### Entries supplied

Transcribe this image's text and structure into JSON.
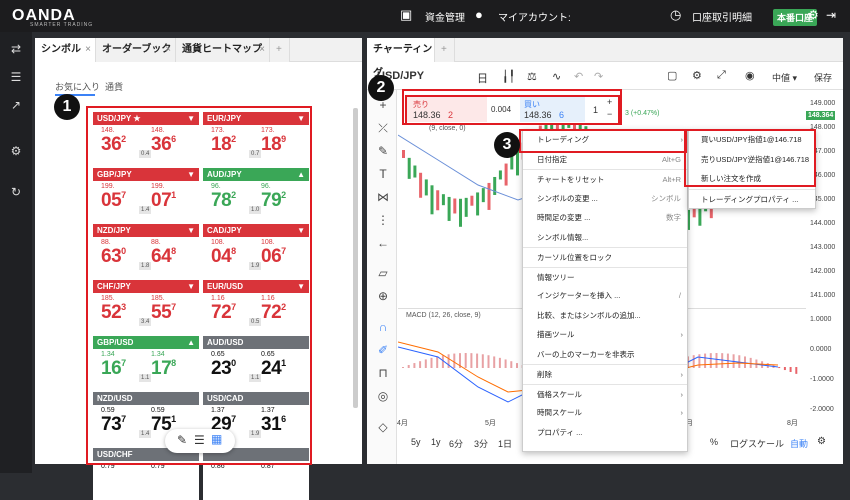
{
  "app": {
    "logo": "OANDA",
    "logo_sub": "SMARTER TRADING",
    "nav_funds": "資金管理",
    "nav_account": "マイアカウント:",
    "nav_statement": "口座取引明細",
    "badge": "本番口座"
  },
  "left_panel": {
    "tabs": [
      {
        "label": "シンボル"
      },
      {
        "label": "オーダーブック"
      },
      {
        "label": "通貨ヒートマップ"
      }
    ],
    "add_tab": "+",
    "subtabs": [
      "お気に入り",
      "通貨"
    ],
    "cards": [
      {
        "pair": "USD/JPY",
        "star": "★",
        "hdr": "r",
        "arrow": "▼",
        "bid_pre": "148.",
        "bid_big": "36",
        "bid_sup": "2",
        "ask_pre": "148.",
        "ask_big": "36",
        "ask_sup": "6",
        "spread": "0.4",
        "color": "cr"
      },
      {
        "pair": "EUR/JPY",
        "star": "",
        "hdr": "r",
        "arrow": "▼",
        "bid_pre": "173.",
        "bid_big": "18",
        "bid_sup": "2",
        "ask_pre": "173.",
        "ask_big": "18",
        "ask_sup": "9",
        "spread": "0.7",
        "color": "cr"
      },
      {
        "pair": "GBP/JPY",
        "star": "",
        "hdr": "r",
        "arrow": "▼",
        "bid_pre": "199.",
        "bid_big": "05",
        "bid_sup": "7",
        "ask_pre": "199.",
        "ask_big": "07",
        "ask_sup": "1",
        "spread": "1.4",
        "color": "cr"
      },
      {
        "pair": "AUD/JPY",
        "star": "",
        "hdr": "g",
        "arrow": "▲",
        "bid_pre": "96.",
        "bid_big": "78",
        "bid_sup": "2",
        "ask_pre": "96.",
        "ask_big": "79",
        "ask_sup": "2",
        "spread": "1.0",
        "color": "cg"
      },
      {
        "pair": "NZD/JPY",
        "star": "",
        "hdr": "r",
        "arrow": "▼",
        "bid_pre": "88.",
        "bid_big": "63",
        "bid_sup": "0",
        "ask_pre": "88.",
        "ask_big": "64",
        "ask_sup": "8",
        "spread": "1.8",
        "color": "cr"
      },
      {
        "pair": "CAD/JPY",
        "star": "",
        "hdr": "r",
        "arrow": "▼",
        "bid_pre": "108.",
        "bid_big": "04",
        "bid_sup": "8",
        "ask_pre": "108.",
        "ask_big": "06",
        "ask_sup": "7",
        "spread": "1.9",
        "color": "cr"
      },
      {
        "pair": "CHF/JPY",
        "star": "",
        "hdr": "r",
        "arrow": "▼",
        "bid_pre": "185.",
        "bid_big": "52",
        "bid_sup": "3",
        "ask_pre": "185.",
        "ask_big": "55",
        "ask_sup": "7",
        "spread": "3.4",
        "color": "cr"
      },
      {
        "pair": "EUR/USD",
        "star": "",
        "hdr": "r",
        "arrow": "▼",
        "bid_pre": "1.16",
        "bid_big": "72",
        "bid_sup": "7",
        "ask_pre": "1.16",
        "ask_big": "72",
        "ask_sup": "2",
        "spread": "0.5",
        "color": "cr"
      },
      {
        "pair": "GBP/USD",
        "star": "",
        "hdr": "g",
        "arrow": "▲",
        "bid_pre": "1.34",
        "bid_big": "16",
        "bid_sup": "7",
        "ask_pre": "1.34",
        "ask_big": "17",
        "ask_sup": "8",
        "spread": "1.1",
        "color": "cg"
      },
      {
        "pair": "AUD/USD",
        "star": "",
        "hdr": "gr",
        "arrow": "",
        "bid_pre": "0.65",
        "bid_big": "23",
        "bid_sup": "0",
        "ask_pre": "0.65",
        "ask_big": "24",
        "ask_sup": "1",
        "spread": "1.1",
        "color": "ck"
      },
      {
        "pair": "NZD/USD",
        "star": "",
        "hdr": "gr",
        "arrow": "",
        "bid_pre": "0.59",
        "bid_big": "73",
        "bid_sup": "7",
        "ask_pre": "0.59",
        "ask_big": "75",
        "ask_sup": "1",
        "spread": "1.4",
        "color": "ck"
      },
      {
        "pair": "USD/CAD",
        "star": "",
        "hdr": "gr",
        "arrow": "",
        "bid_pre": "1.37",
        "bid_big": "29",
        "bid_sup": "7",
        "ask_pre": "1.37",
        "ask_big": "31",
        "ask_sup": "6",
        "spread": "1.9",
        "color": "ck"
      },
      {
        "pair": "USD/CHF",
        "star": "",
        "hdr": "gr",
        "arrow": "",
        "bid_pre": "0.79",
        "bid_big": "",
        "bid_sup": "",
        "ask_pre": "0.79",
        "ask_big": "",
        "ask_sup": "",
        "spread": "",
        "color": "ck"
      },
      {
        "pair": "",
        "star": "",
        "hdr": "gr",
        "arrow": "",
        "bid_pre": "0.86",
        "bid_big": "",
        "bid_sup": "",
        "ask_pre": "0.87",
        "ask_big": "",
        "ask_sup": "",
        "spread": "",
        "color": "ck"
      }
    ]
  },
  "right_panel": {
    "tab": "チャーティング",
    "add_tab": "+",
    "symbol": "USD/JPY",
    "timeframe": "日",
    "price_type": "中値 ▾",
    "save": "保存",
    "trade": {
      "sell_label": "売り",
      "sell_price": "148.36",
      "sell_sup": "2",
      "spread": "0.004",
      "buy_label": "買い",
      "buy_price": "148.36",
      "buy_sup": "6",
      "qty": "1"
    },
    "change": "3 (+0.47%)",
    "legend": "(9, close, 0)",
    "macd_label": "MACD (12, 26, close, 9)",
    "price_ticks": [
      "149.000",
      "148.000",
      "147.000",
      "146.000",
      "145.000",
      "144.000",
      "143.000",
      "142.000",
      "141.000"
    ],
    "current_price": "148.364",
    "macd_ticks": [
      "1.0000",
      "0.0000",
      "-1.0000",
      "-2.0000"
    ],
    "x_ticks": [
      "4月",
      "5月",
      "6月",
      "7月",
      "8月"
    ],
    "bottom": [
      "5y",
      "1y",
      "6分",
      "3分",
      "1日"
    ],
    "bottom_right": [
      "%",
      "ログスケール",
      "自動"
    ]
  },
  "context_menu": {
    "items": [
      {
        "label": "トレーディング",
        "shortcut": "",
        "chev": "›"
      },
      {
        "label": "日付指定",
        "shortcut": "Alt+G",
        "chev": ""
      },
      {
        "label": "チャートをリセット",
        "shortcut": "Alt+R",
        "chev": ""
      },
      {
        "label": "シンボルの変更 ...",
        "shortcut": "シンボル",
        "chev": ""
      },
      {
        "label": "時間足の変更 ...",
        "shortcut": "数字",
        "chev": ""
      },
      {
        "label": "シンボル情報...",
        "shortcut": "",
        "chev": ""
      },
      {
        "label": "カーソル位置をロック",
        "shortcut": "",
        "chev": ""
      },
      {
        "label": "情報ツリー",
        "shortcut": "",
        "chev": ""
      },
      {
        "label": "インジケーターを挿入 ...",
        "shortcut": "/",
        "chev": ""
      },
      {
        "label": "比較、またはシンボルの追加...",
        "shortcut": "",
        "chev": ""
      },
      {
        "label": "描画ツール",
        "shortcut": "",
        "chev": "›"
      },
      {
        "label": "バーの上のマーカーを非表示",
        "shortcut": "",
        "chev": ""
      },
      {
        "label": "削除",
        "shortcut": "",
        "chev": "›"
      },
      {
        "label": "価格スケール",
        "shortcut": "",
        "chev": "›"
      },
      {
        "label": "時間スケール",
        "shortcut": "",
        "chev": "›"
      },
      {
        "label": "プロパティ ...",
        "shortcut": "",
        "chev": ""
      }
    ]
  },
  "submenu": {
    "items": [
      "買いUSD/JPY指値1@146.718",
      "売りUSD/JPY逆指値1@146.718",
      "新しい注文を作成",
      "トレーディングプロパティ ..."
    ]
  },
  "callouts": [
    "1",
    "2",
    "3"
  ]
}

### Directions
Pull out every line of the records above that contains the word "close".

### Finished exercise
    "legend": "(9, close, 0)",
    "macd_label": "MACD (12, 26, close, 9)",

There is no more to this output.